The public defender doesn't make out on this deal at all. He receives a flat fee no matter how many clients are thrown at him. The money is going to the expanded departmental county gov employees. They have literally created jobs and enlarged county gov at the expense of convoluting the system and misleading the public.

By: Anonymous on 5/6/08

I agree with Cindy. The public defenders office should not be run this way. They are there to defend the indigent so that poor people get "some sort" of legal representation. If the county boggs down it's public defenders office everyone suffers.

By: Anonymous on 5/6/08

This doesn't even make any sense. What the heck is the probabtion department doing lobbying the county supervisors on behalf of the public defenders office anyway. Sounds like they made up some creative#'s on top of everything else. This is another example of government games. Someone had something to gain here and it isn't the citizens.

By: Anonymous on 5/6/08

Sounds like typical government to me. Always convoluting the process.Public defenders are there to protect everyone's constitutional rights. Sounds like the local firm with the country contract to provide public (defendant) services has got themselves "one hell of a deal". I thought it was against the law to provide services without an agreement as to fees? So in reality the county is referring all citizens attempting to qualify for public defense to

one single law firm without benefit of cost disclosure and with the false belief that they have obtained free services. Something isn't right here.

By: Anonymous on 5/6/08

What if we socialize legal care as some are trying to do with healthcare?

By: Anonymous on 5/6/08

reminds me of the old joke:

What do sperm and Attorneys have in common?

For every 1,000,000 of them, only 1 does any good.

By: Anonymous on 5/6/08

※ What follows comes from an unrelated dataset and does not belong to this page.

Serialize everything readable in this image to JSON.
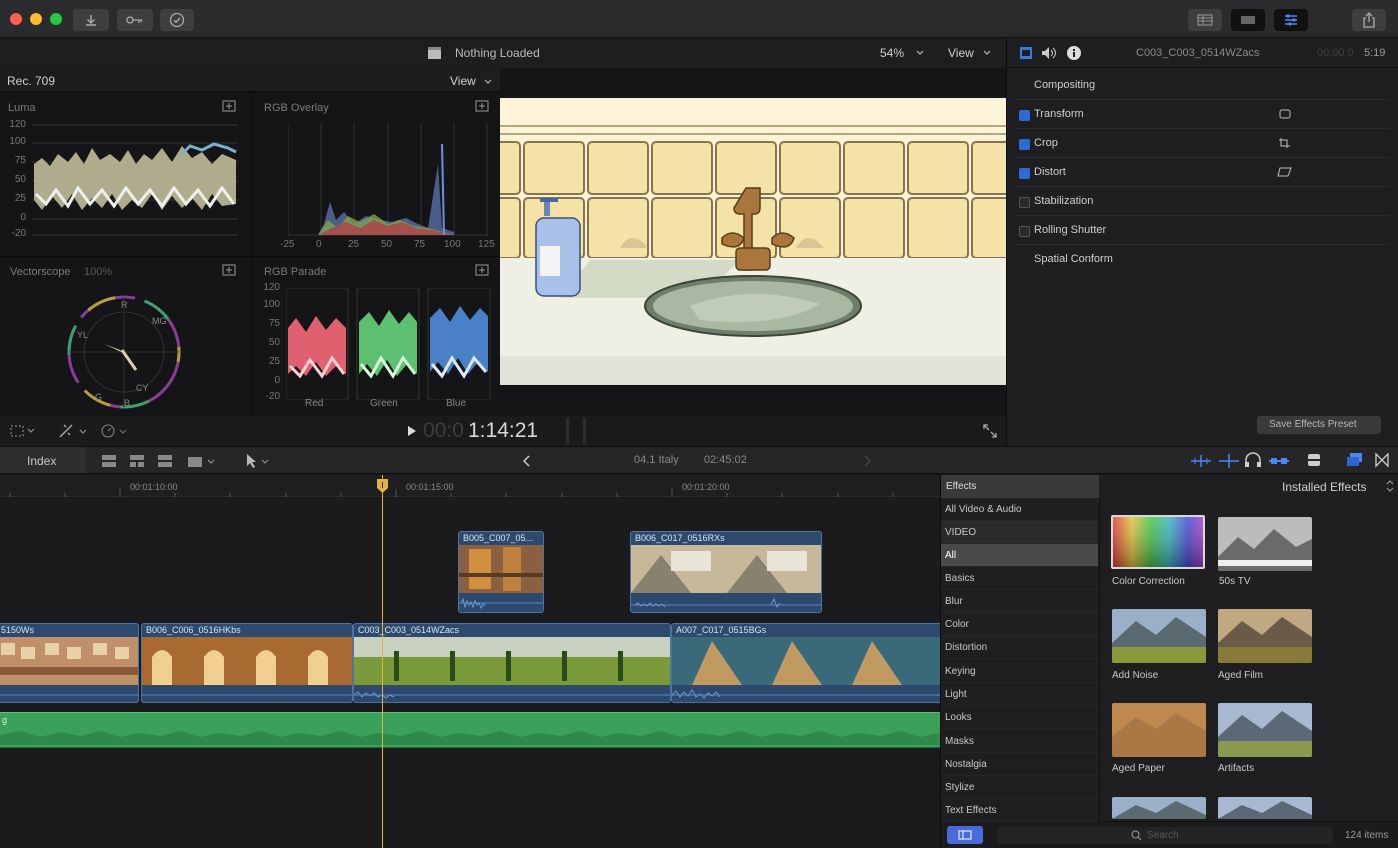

I have always remembered hearing an attorney answer the question of how much it would cost for his services in defending a charge of murder. His answer was "everything the person has." Maybe this is partially the cause for the Public Defender's office to be over loaded with cases. Most criminals have nothing, that is usually why they commit crimes. Maybe a suggestion would be something similar to the affordable housing programs that our government has forced upon developers. In the case of legal defense, if lawyers want to practice in the community they will be required to provide affordable legal service to people who meet the guidelines set forth by government. In the very low bracket they could charge $25-$50 per hour and in the moderate income bracket they could charge $100 per hour. The same giuidelines to determine elgibility could be used that is in place for affordable housing.

Of course something like this would never work because most attorney's only take and never give.